  1. Jens Iverson

    This is an enjoyable read. I’d be curious to hear you amplify your analysis with respect to public accommodations/anti-discrimination law and the religious beliefs of those selling goods and services. The US courts are very reluctant to do the kind of quality/centrality of belief parsing you suggest, and rightly has strong public accommodations protections. This has lead to the “Masterpiece Cakeshop” case in the US. Do you think your analysis has any application to those sorts of disputes?

  2. Franck

    Thank you very much for the post.
    It seems rather a minor point but are you sure Louis Henkin “would not have not removed his yarmulke” ?
    I cannot find one single picture of Louis Henkin wearing a yarmulke and it seems also that he wore it only in the synagogue. This is mentioned in “Jewish Justices of the Supreme Court” and there is also passage underlining that he was very discrete when it comes to religion and that Justice Frankfurter for whom he clerked “may not have even noticed that (he) was keeping the religious laws” (p. 170).

  3. Thank you for your post.

    I’d be really reticent to lend any intellectual support to, normalise and validate, the distinction between ‘manifestation’ and ‘practice’. ‘To manifest/express’ one’s faith could serve a number of subjective purposes – including ‘to practice’, ‘to affirm’, ‘to promote’, and so on. It also serves a variety of ‘objective’ purposes, including the the object(s) and purpose(s) of the ECHR, and of the broader system of international human rights law and so on — all valid purposes existing behind what should be upheld as an inscrutable parapet (namely, that of freedom of expression).

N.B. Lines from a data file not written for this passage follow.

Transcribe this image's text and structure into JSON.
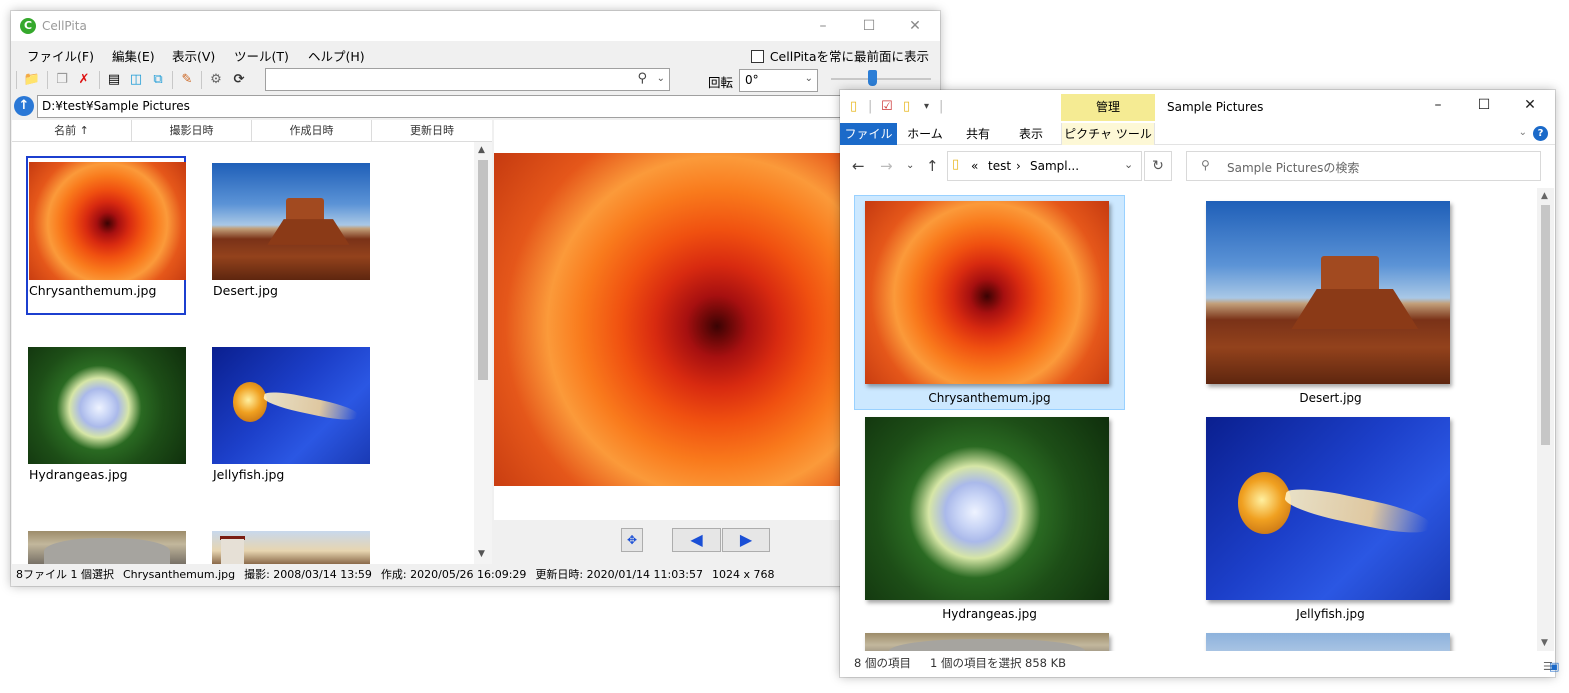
{
  "cellpita": {
    "title": "CellPita",
    "menu": [
      "ファイル(F)",
      "編集(E)",
      "表示(V)",
      "ツール(T)",
      "ヘルプ(H)"
    ],
    "always_on_top_label": "CellPitaを常に最前面に表示",
    "rotation_label": "回転",
    "rotation_value": "0°",
    "path": "D:¥test¥Sample Pictures",
    "columns": [
      "名前 ↑",
      "撮影日時",
      "作成日時",
      "更新日時"
    ],
    "files": [
      {
        "name": "Chrysanthemum.jpg",
        "selected": true
      },
      {
        "name": "Desert.jpg"
      },
      {
        "name": "Hydrangeas.jpg"
      },
      {
        "name": "Jellyfish.jpg"
      },
      {
        "name": ""
      },
      {
        "name": ""
      }
    ],
    "status": {
      "count": "8ファイル 1 個選択",
      "file": "Chrysanthemum.jpg",
      "shot": "撮影: 2008/03/14 13:59",
      "created": "作成: 2020/05/26 16:09:29",
      "modified": "更新日時: 2020/01/14 11:03:57",
      "size": "1024 x 768"
    }
  },
  "explorer": {
    "title": "Sample Pictures",
    "context_tab": "管理",
    "tabs": [
      "ファイル",
      "ホーム",
      "共有",
      "表示",
      "ピクチャ ツール"
    ],
    "breadcrumb": [
      "«",
      "test",
      "›",
      "Sampl..."
    ],
    "search_placeholder": "Sample Picturesの検索",
    "files": [
      {
        "name": "Chrysanthemum.jpg",
        "selected": true
      },
      {
        "name": "Desert.jpg"
      },
      {
        "name": "Hydrangeas.jpg"
      },
      {
        "name": "Jellyfish.jpg"
      }
    ],
    "status": {
      "count": "8 個の項目",
      "selection": "1 個の項目を選択",
      "size": "858 KB"
    }
  }
}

    Validating hierarchical categories of purpose behind the exercise of the right could further undermine and erode that fundamental right.